Kiss From A Rose, released in 1995, was Seal’s breakthrough song reaching the number one spot on the charts. This song seems to remind everyone that a rose has thorns and reminds us all of the wonderful love we feel and also love lost.
Bon Jovi hit it big in the late 1980s becoming one the biggest rock bands in history. After years of straight rock and roll, Bon Jovi came forward with the song Bed Of Roses, which set a separate path for the supergroup.
The song was released in 1993 and became one of Bon Jovi’s most successful tracks. The song reminds the listener of being away from the one that is loved.
Jeff Buckley is known for his guitar playing and voice of silk. Buckley has a way of touching upon emotions in a great many ways.

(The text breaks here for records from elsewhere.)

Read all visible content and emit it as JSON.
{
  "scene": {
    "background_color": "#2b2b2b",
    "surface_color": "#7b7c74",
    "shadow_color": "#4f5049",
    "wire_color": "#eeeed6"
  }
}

In this song, Buckley sings about drinking too much, “Because it brings me back to you”. The song was originally created by James Shelton in 1950. However, Buckley and his voice made the song an even bigger hit.
Ween came out of the experimental music attitudes of the early 1990s. In 1992, Ween created this original-sounding track.

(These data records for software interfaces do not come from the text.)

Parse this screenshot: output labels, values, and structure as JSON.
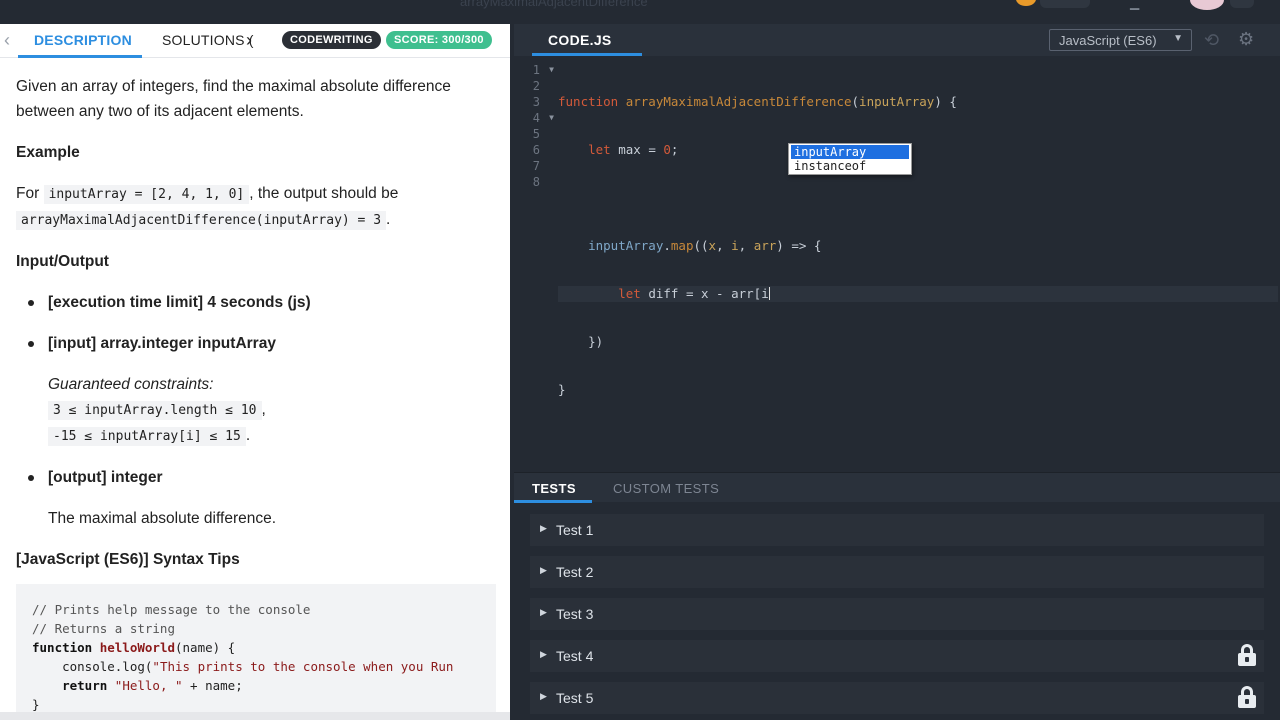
{
  "topbar": {
    "title": "arrayMaximalAdjacentDifference"
  },
  "left": {
    "tabs": {
      "description": "DESCRIPTION",
      "solutions": "SOLUTIONS (",
      "badge_codewriting": "CODEWRITING",
      "badge_score": "SCORE: 300/300"
    },
    "intro": "Given an array of integers, find the maximal absolute difference between any two of its adjacent elements.",
    "example_heading": "Example",
    "example_for": "For",
    "example_input": "inputArray = [2, 4, 1, 0]",
    "example_mid": ", the output should be",
    "example_output": "arrayMaximalAdjacentDifference(inputArray) = 3",
    "example_end": ".",
    "io_heading": "Input/Output",
    "time_limit": "[execution time limit] 4 seconds (js)",
    "input_label": "[input] array.integer inputArray",
    "constraints_heading": "Guaranteed constraints:",
    "constraint1": "3 ≤ inputArray.length ≤ 10",
    "constraint1_end": ",",
    "constraint2": "-15 ≤ inputArray[i] ≤ 15",
    "constraint2_end": ".",
    "output_label": "[output] integer",
    "output_desc": "The maximal absolute difference.",
    "tips_heading": "[JavaScript (ES6)] Syntax Tips",
    "tips_code": {
      "line1": "// Prints help message to the console",
      "line2": "// Returns a string",
      "line3_kw": "function ",
      "line3_fn": "helloWorld",
      "line3_rest": "(name) {",
      "line4_pre": "    console.log(",
      "line4_str": "\"This prints to the console when you Run",
      "line5_kw": "    return ",
      "line5_str": "\"Hello, \"",
      "line5_rest": " + name;",
      "line6": "}"
    }
  },
  "editor": {
    "tab": "CODE.JS",
    "language": "JavaScript (ES6)",
    "line_numbers": [
      "1",
      "2",
      "3",
      "4",
      "5",
      "6",
      "7",
      "8"
    ],
    "code": {
      "l1_kw": "function ",
      "l1_fn": "arrayMaximalAdjacentDifference",
      "l1_p1": "(",
      "l1_arg": "inputArray",
      "l1_p2": ") {",
      "l2_kw": "    let ",
      "l2_var": "max",
      "l2_rest": " = ",
      "l2_num": "0",
      "l2_end": ";",
      "l4_obj": "    inputArray",
      "l4_dot": ".",
      "l4_m": "map",
      "l4_p1": "((",
      "l4_a1": "x",
      "l4_c1": ", ",
      "l4_a2": "i",
      "l4_c2": ", ",
      "l4_a3": "arr",
      "l4_end": ") => {",
      "l5_kw": "        let ",
      "l5_var": "diff",
      "l5_rest": " = x - arr[i",
      "l6": "    })",
      "l7": "}"
    },
    "autocomplete": [
      "inputArray",
      "instanceof"
    ]
  },
  "tests": {
    "tab_tests": "TESTS",
    "tab_custom": "CUSTOM TESTS",
    "items": [
      "Test 1",
      "Test 2",
      "Test 3",
      "Test 4",
      "Test 5"
    ]
  }
}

This song set the group apart from others and the song saw many mainstream successes in their home country of Australia. This song has a punk feel with emotion.
Nirvana had a full album of hits coming out in the early 1990s and this song is one of those. Reaching the highest point on almost all charts Nirvana was the super band of the early 90s.

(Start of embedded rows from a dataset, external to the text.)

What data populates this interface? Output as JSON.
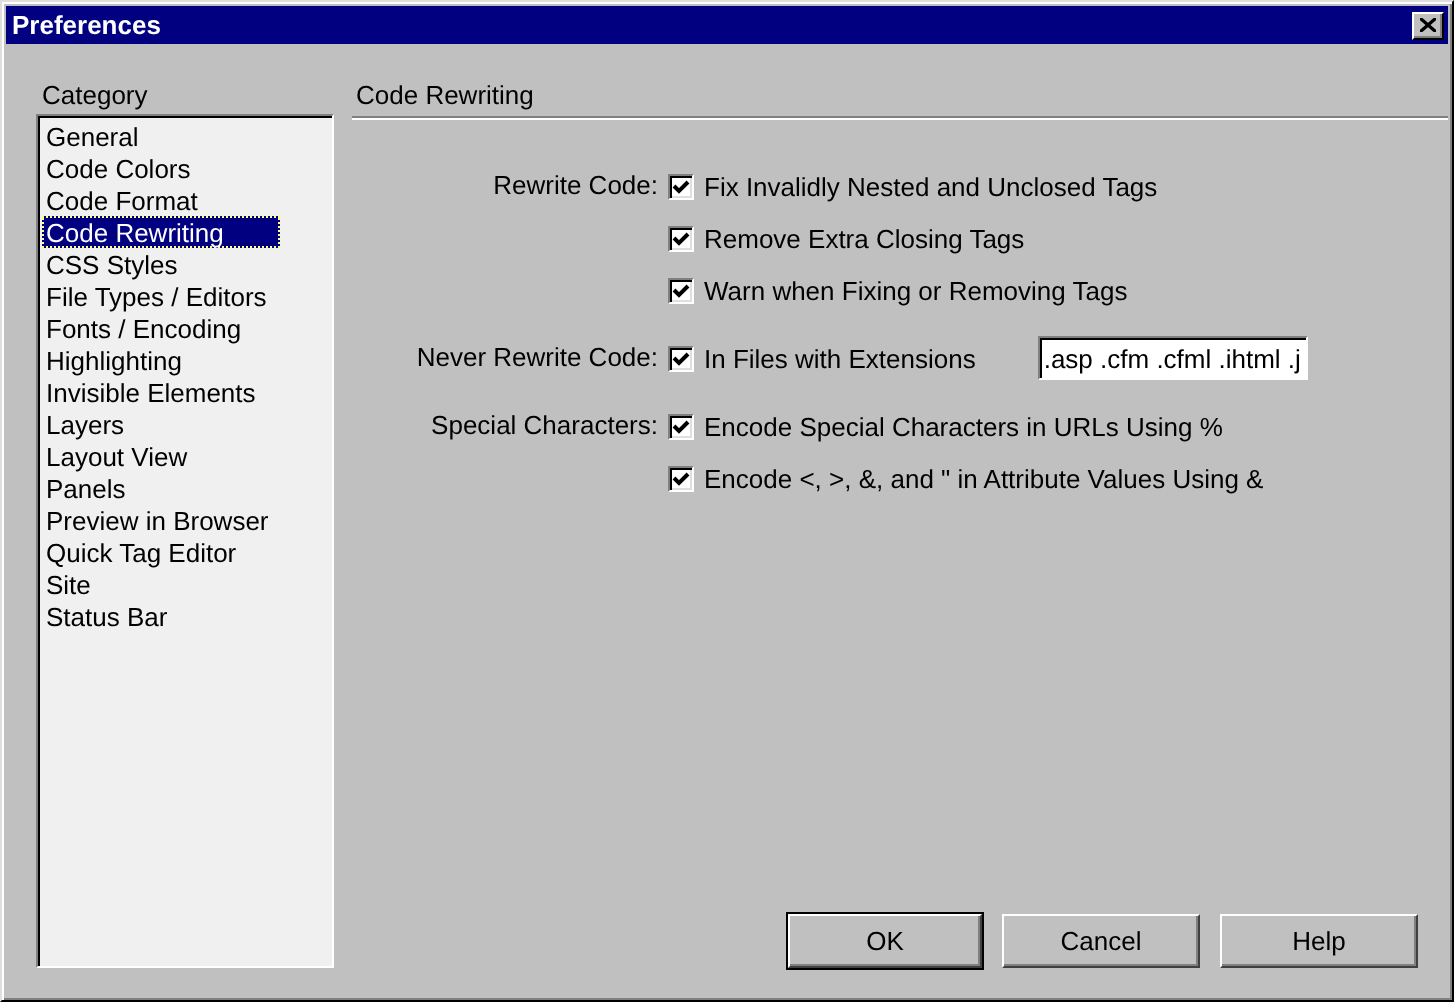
{
  "window": {
    "title": "Preferences"
  },
  "category_list": {
    "label": "Category",
    "items": [
      {
        "label": "General",
        "selected": false
      },
      {
        "label": "Code Colors",
        "selected": false
      },
      {
        "label": "Code Format",
        "selected": false
      },
      {
        "label": "Code Rewriting",
        "selected": true
      },
      {
        "label": "CSS Styles",
        "selected": false
      },
      {
        "label": "File Types / Editors",
        "selected": false
      },
      {
        "label": "Fonts / Encoding",
        "selected": false
      },
      {
        "label": "Highlighting",
        "selected": false
      },
      {
        "label": "Invisible Elements",
        "selected": false
      },
      {
        "label": "Layers",
        "selected": false
      },
      {
        "label": "Layout View",
        "selected": false
      },
      {
        "label": "Panels",
        "selected": false
      },
      {
        "label": "Preview in Browser",
        "selected": false
      },
      {
        "label": "Quick Tag Editor",
        "selected": false
      },
      {
        "label": "Site",
        "selected": false
      },
      {
        "label": "Status Bar",
        "selected": false
      }
    ]
  },
  "panel": {
    "title": "Code Rewriting",
    "groups": [
      {
        "label": "Rewrite Code:",
        "options": [
          {
            "label": "Fix Invalidly Nested and Unclosed Tags",
            "checked": true
          },
          {
            "label": "Remove Extra Closing Tags",
            "checked": true
          },
          {
            "label": "Warn when Fixing or Removing Tags",
            "checked": true
          }
        ]
      },
      {
        "label": "Never Rewrite Code:",
        "options": [
          {
            "label": "In Files with Extensions",
            "checked": true,
            "value": ".asp .cfm .cfml .ihtml .j"
          }
        ]
      },
      {
        "label": "Special Characters:",
        "options": [
          {
            "label": "Encode Special Characters in URLs Using %",
            "checked": true
          },
          {
            "label": "Encode <, >, &, and \" in Attribute Values Using &",
            "checked": true
          }
        ]
      }
    ]
  },
  "buttons": [
    {
      "label": "OK",
      "default": true
    },
    {
      "label": "Cancel",
      "default": false
    },
    {
      "label": "Help",
      "default": false
    }
  ]
}
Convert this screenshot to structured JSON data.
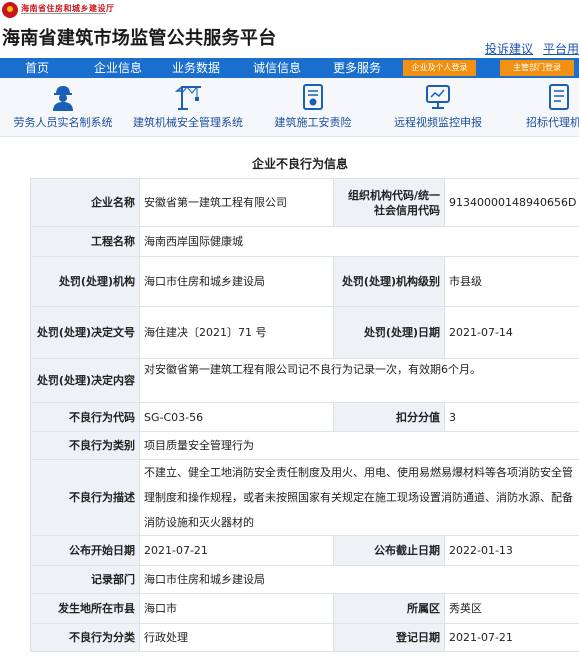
{
  "header": {
    "org_name": "海南省住房和城乡建设厅",
    "site_title": "海南省建筑市场监管公共服务平台",
    "links": [
      "投诉建议",
      "平台用"
    ]
  },
  "nav": {
    "items": [
      "首页",
      "企业信息",
      "业务数据",
      "诚信信息",
      "更多服务"
    ],
    "buttons": [
      "企业及个人登录",
      "主管部门登录"
    ]
  },
  "services": [
    {
      "label": "劳务人员实名制系统",
      "icon": "worker-icon"
    },
    {
      "label": "建筑机械安全管理系统",
      "icon": "crane-icon"
    },
    {
      "label": "建筑施工安责险",
      "icon": "insurance-doc-icon"
    },
    {
      "label": "远程视频监控申报",
      "icon": "monitor-icon"
    },
    {
      "label": "招标代理机构",
      "icon": "document-icon"
    }
  ],
  "record": {
    "title": "企业不良行为信息",
    "company_label": "企业名称",
    "company": "安徽省第一建筑工程有限公司",
    "orgcode_label": "组织机构代码/统一社会信用代码",
    "orgcode": "91340000148940656D",
    "project_label": "工程名称",
    "project": "海南西岸国际健康城",
    "authority_label": "处罚(处理)机构",
    "authority": "海口市住房和城乡建设局",
    "authority_level_label": "处罚(处理)机构级别",
    "authority_level": "市县级",
    "decision_no_label": "处罚(处理)决定文号",
    "decision_no": "海住建决〔2021〕71 号",
    "decision_date_label": "处罚(处理)日期",
    "decision_date": "2021-07-14",
    "decision_content_label": "处罚(处理)决定内容",
    "decision_content": "对安徽省第一建筑工程有限公司记不良行为记录一次，有效期6个月。",
    "code_label": "不良行为代码",
    "code": "SG-C03-56",
    "score_label": "扣分分值",
    "score": "3",
    "category_label": "不良行为类别",
    "category": "项目质量安全管理行为",
    "description_label": "不良行为描述",
    "description": "不建立、健全工地消防安全责任制度及用火、用电、使用易燃易爆材料等各项消防安全管理制度和操作规程，或者未按照国家有关规定在施工现场设置消防通道、消防水源、配备消防设施和灭火器材的",
    "pub_start_label": "公布开始日期",
    "pub_start": "2021-07-21",
    "pub_end_label": "公布截止日期",
    "pub_end": "2022-01-13",
    "dept_label": "记录部门",
    "dept": "海口市住房和城乡建设局",
    "city_label": "发生地所在市县",
    "city": "海口市",
    "district_label": "所属区",
    "district": "秀英区",
    "class_label": "不良行为分类",
    "class": "行政处理",
    "reg_date_label": "登记日期",
    "reg_date": "2021-07-21"
  },
  "colors": {
    "nav": "#1a6fce",
    "nav_button": "#f29111",
    "logo": "#c8161d",
    "link": "#1a55b5"
  }
}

Marigold is a lesser-known track from the band on the B-side of the Heart-Shaped Box album in 1993. The track was originally written by Dave Grohl, Nirvana’s drummer, in 1992.
Poison busted out on the hair glam rock scene with furry, releasing a slew of rock and roll hits with aggression. However, when the group released Every Rose Has Its Thorn, the group showed another side of their emotions.
The fans loved the result and the song became one of the group’s biggest hits in a power ballad. The power of the lyrics and the backing tracks shined right through the makeup and hairspray to reveal a top hit.
For many decades now this song has been used commercially. The song has been used in movies, commercials, and more. The song is about the little yellow perennial that so many people are familiar with.
This song was first created and recorded in the year 1968 by The Foundations. The vocals on the song deliver the message with meaning and clarity, asking for buttercup to not break his heart.
1997 was a heartfelt year for England and America alike. Princess Diana, the Princess of Wales, had died in an avoidable car crash. Elton John felt the need to play this masterpiece in the memory of the princess.
There is no flower named in the title, however, the song is referred to as ‘England’s Rose’ and this makes the song suitable for this list.
The 1997 hit was created in 1973 over the loss of Marilyn Monroe. John adapted the song in the wake of Princess Diana’s death to pay tribute. This song is the highest-selling single ever.
A duet from two of the most famous voices coming out of the 1970s. The back and forth between the two singers leads to much emotion being drawn out in the listener. The lyrics point to love lost and how much love is missed.
The song talks of what used to be in a relationship, but is no longer present. The couple seems to miss the love songs and flowers they used to bring each other. No more.
This song is a bit less serious than the others mentioned on this list. The song was originally written by Al Dubin and his writing partner Joe Burke in the year 1929.
Nick Lucas, a jazz guitarist, released the song and it hit the number one spot on the charts shortly after. This song, because of the tone and content, was featured in the very first Looney Tunes cartoon ever produced.